--- GOAL OF THE EXERCISE ---
Report, as a single number, how many lines of the records contain the word "Dashboard".
MATERIAL PROVIDED Start Marker
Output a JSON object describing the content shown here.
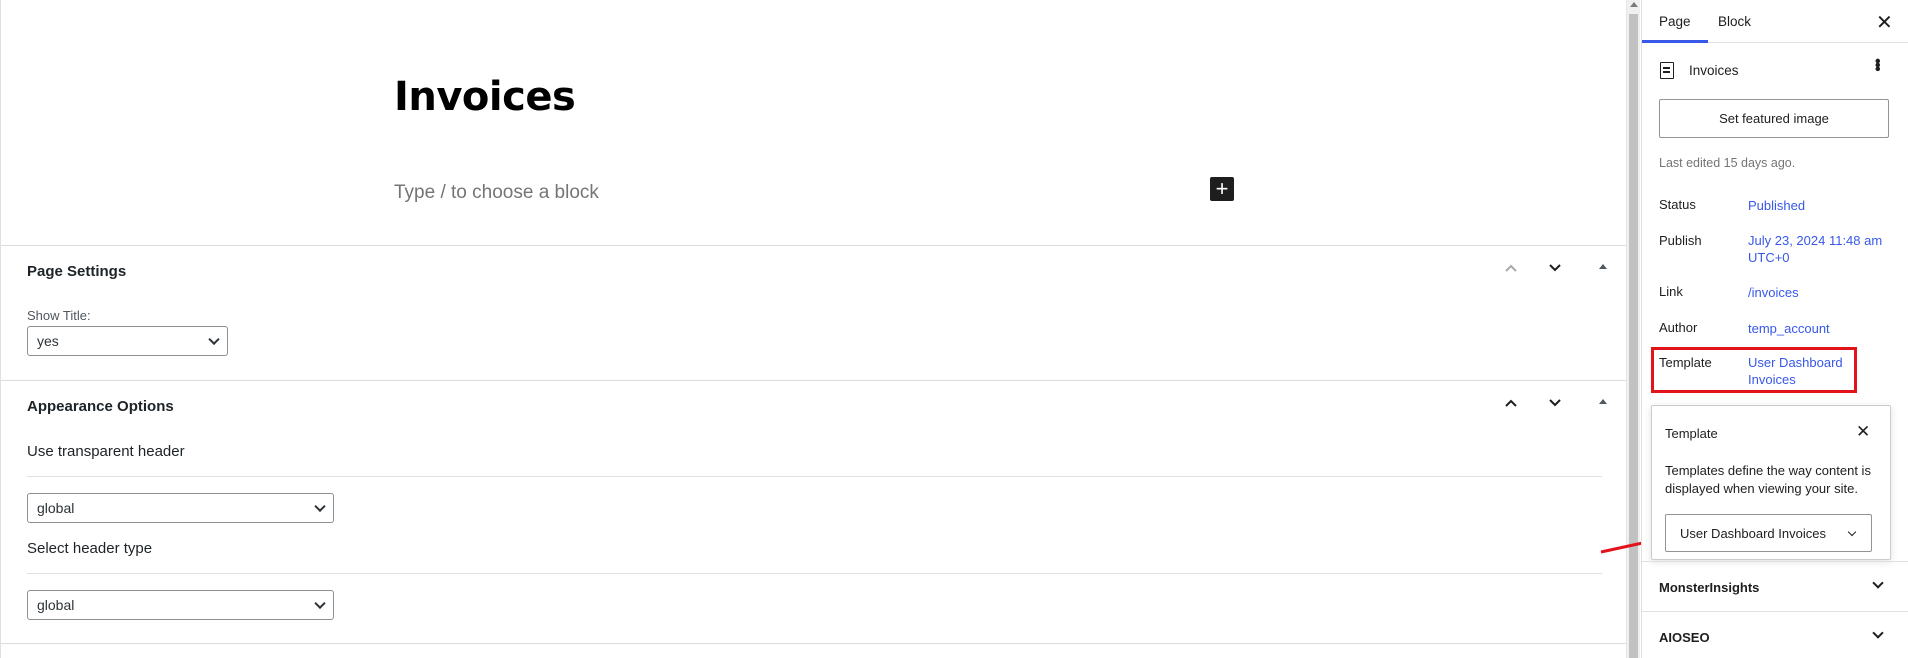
{
  "editor": {
    "title": "Invoices",
    "block_placeholder": "Type / to choose a block",
    "add_block_glyph": "+"
  },
  "page_settings": {
    "title": "Page Settings",
    "show_title_label": "Show Title:",
    "show_title_value": "yes"
  },
  "appearance_options": {
    "title": "Appearance Options",
    "transparent_header_label": "Use transparent header",
    "transparent_header_value": "global",
    "header_type_label": "Select header type",
    "header_type_value": "global"
  },
  "metabox_controls": {
    "up": "⌃",
    "down": "⌄",
    "toggle": "▲"
  },
  "sidebar": {
    "tabs": [
      {
        "label": "Page",
        "active": true
      },
      {
        "label": "Block",
        "active": false
      }
    ],
    "close_glyph": "✕",
    "doc_title": "Invoices",
    "more_glyph": "•••",
    "featured_image_button": "Set featured image",
    "last_edited": "Last edited 15 days ago.",
    "rows": {
      "status": {
        "label": "Status",
        "value": "Published"
      },
      "publish": {
        "label": "Publish",
        "value_line1": "July 23, 2024 11:48 am",
        "value_line2": "UTC+0"
      },
      "link": {
        "label": "Link",
        "value": "/invoices"
      },
      "author": {
        "label": "Author",
        "value": "temp_account"
      },
      "template": {
        "label": "Template",
        "value_line1": "User Dashboard",
        "value_line2": "Invoices"
      }
    },
    "template_popover": {
      "title": "Template",
      "close_glyph": "✕",
      "description": "Templates define the way content is displayed when viewing your site.",
      "selected": "User Dashboard Invoices"
    },
    "panels": [
      {
        "title": "MonsterInsights"
      },
      {
        "title": "AIOSEO"
      }
    ]
  },
  "colors": {
    "accent": "#3858e9",
    "annotation": "#e3131b"
  },
  "icons": {
    "document": "document-icon",
    "more": "more-vertical-icon",
    "close": "close-icon",
    "add": "plus-icon"
  }
}
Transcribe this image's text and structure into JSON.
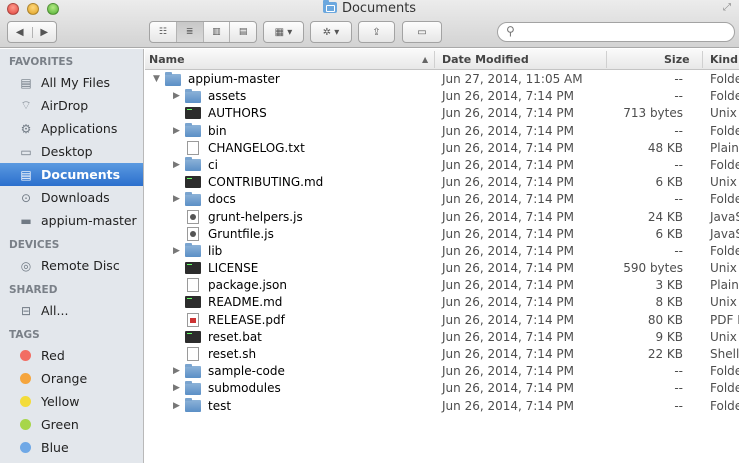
{
  "window": {
    "title": "Documents",
    "nav_back": "◀",
    "nav_forward": "▶",
    "view_icons": [
      "☷",
      "≣",
      "▥",
      "▤"
    ],
    "arrange": "▦ ▾",
    "action": "✲ ▾",
    "share": "⇪",
    "tag": "▭",
    "search": {
      "value": "",
      "placeholder": ""
    }
  },
  "sidebar": {
    "favorites_label": "FAVORITES",
    "favorites": [
      {
        "label": "All My Files",
        "icon": "all-files-icon",
        "glyph": "▤"
      },
      {
        "label": "AirDrop",
        "icon": "airdrop-icon",
        "glyph": "⌔"
      },
      {
        "label": "Applications",
        "icon": "applications-icon",
        "glyph": "⚙"
      },
      {
        "label": "Desktop",
        "icon": "desktop-icon",
        "glyph": "▭"
      },
      {
        "label": "Documents",
        "icon": "documents-icon",
        "glyph": "▤",
        "selected": true
      },
      {
        "label": "Downloads",
        "icon": "downloads-icon",
        "glyph": "⊙"
      },
      {
        "label": "appium-master",
        "icon": "folder-icon",
        "glyph": "▬"
      }
    ],
    "devices_label": "DEVICES",
    "devices": [
      {
        "label": "Remote Disc",
        "icon": "disc-icon",
        "glyph": "◎"
      }
    ],
    "shared_label": "SHARED",
    "shared": [
      {
        "label": "All...",
        "icon": "network-icon",
        "glyph": "⊟"
      }
    ],
    "tags_label": "TAGS",
    "tags": [
      {
        "label": "Red",
        "color": "#f26d63"
      },
      {
        "label": "Orange",
        "color": "#f5a53d"
      },
      {
        "label": "Yellow",
        "color": "#f3dc3a"
      },
      {
        "label": "Green",
        "color": "#a7d64a"
      },
      {
        "label": "Blue",
        "color": "#6fa8e6"
      }
    ]
  },
  "list": {
    "columns": {
      "name": "Name",
      "sort_arrow": "▲",
      "date": "Date Modified",
      "size": "Size",
      "kind": "Kind"
    },
    "rows": [
      {
        "name": "appium-master",
        "date": "Jun 27, 2014, 11:05 AM",
        "size": "--",
        "kind": "Folder",
        "icon": "folder",
        "level": 0,
        "disclosure": "▼"
      },
      {
        "name": "assets",
        "date": "Jun 26, 2014, 7:14 PM",
        "size": "--",
        "kind": "Folder",
        "icon": "folder",
        "level": 1,
        "disclosure": "▶"
      },
      {
        "name": "AUTHORS",
        "date": "Jun 26, 2014, 7:14 PM",
        "size": "713 bytes",
        "kind": "Unix",
        "icon": "exec",
        "level": 1,
        "disclosure": ""
      },
      {
        "name": "bin",
        "date": "Jun 26, 2014, 7:14 PM",
        "size": "--",
        "kind": "Folder",
        "icon": "folder",
        "level": 1,
        "disclosure": "▶"
      },
      {
        "name": "CHANGELOG.txt",
        "date": "Jun 26, 2014, 7:14 PM",
        "size": "48 KB",
        "kind": "Plain",
        "icon": "doc",
        "level": 1,
        "disclosure": ""
      },
      {
        "name": "ci",
        "date": "Jun 26, 2014, 7:14 PM",
        "size": "--",
        "kind": "Folder",
        "icon": "folder",
        "level": 1,
        "disclosure": "▶"
      },
      {
        "name": "CONTRIBUTING.md",
        "date": "Jun 26, 2014, 7:14 PM",
        "size": "6 KB",
        "kind": "Unix",
        "icon": "exec",
        "level": 1,
        "disclosure": ""
      },
      {
        "name": "docs",
        "date": "Jun 26, 2014, 7:14 PM",
        "size": "--",
        "kind": "Folder",
        "icon": "folder",
        "level": 1,
        "disclosure": "▶"
      },
      {
        "name": "grunt-helpers.js",
        "date": "Jun 26, 2014, 7:14 PM",
        "size": "24 KB",
        "kind": "JavaS",
        "icon": "js",
        "level": 1,
        "disclosure": ""
      },
      {
        "name": "Gruntfile.js",
        "date": "Jun 26, 2014, 7:14 PM",
        "size": "6 KB",
        "kind": "JavaS",
        "icon": "js",
        "level": 1,
        "disclosure": ""
      },
      {
        "name": "lib",
        "date": "Jun 26, 2014, 7:14 PM",
        "size": "--",
        "kind": "Folder",
        "icon": "folder",
        "level": 1,
        "disclosure": "▶"
      },
      {
        "name": "LICENSE",
        "date": "Jun 26, 2014, 7:14 PM",
        "size": "590 bytes",
        "kind": "Unix",
        "icon": "exec",
        "level": 1,
        "disclosure": ""
      },
      {
        "name": "package.json",
        "date": "Jun 26, 2014, 7:14 PM",
        "size": "3 KB",
        "kind": "Plain",
        "icon": "doc",
        "level": 1,
        "disclosure": ""
      },
      {
        "name": "README.md",
        "date": "Jun 26, 2014, 7:14 PM",
        "size": "8 KB",
        "kind": "Unix",
        "icon": "exec",
        "level": 1,
        "disclosure": ""
      },
      {
        "name": "RELEASE.pdf",
        "date": "Jun 26, 2014, 7:14 PM",
        "size": "80 KB",
        "kind": "PDF D",
        "icon": "pdf",
        "level": 1,
        "disclosure": ""
      },
      {
        "name": "reset.bat",
        "date": "Jun 26, 2014, 7:14 PM",
        "size": "9 KB",
        "kind": "Unix",
        "icon": "exec",
        "level": 1,
        "disclosure": ""
      },
      {
        "name": "reset.sh",
        "date": "Jun 26, 2014, 7:14 PM",
        "size": "22 KB",
        "kind": "Shell",
        "icon": "doc",
        "level": 1,
        "disclosure": ""
      },
      {
        "name": "sample-code",
        "date": "Jun 26, 2014, 7:14 PM",
        "size": "--",
        "kind": "Folder",
        "icon": "folder",
        "level": 1,
        "disclosure": "▶"
      },
      {
        "name": "submodules",
        "date": "Jun 26, 2014, 7:14 PM",
        "size": "--",
        "kind": "Folder",
        "icon": "folder",
        "level": 1,
        "disclosure": "▶"
      },
      {
        "name": "test",
        "date": "Jun 26, 2014, 7:14 PM",
        "size": "--",
        "kind": "Folder",
        "icon": "folder",
        "level": 1,
        "disclosure": "▶"
      }
    ]
  }
}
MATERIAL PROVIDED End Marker
--- SOLUTION BELOW ---
2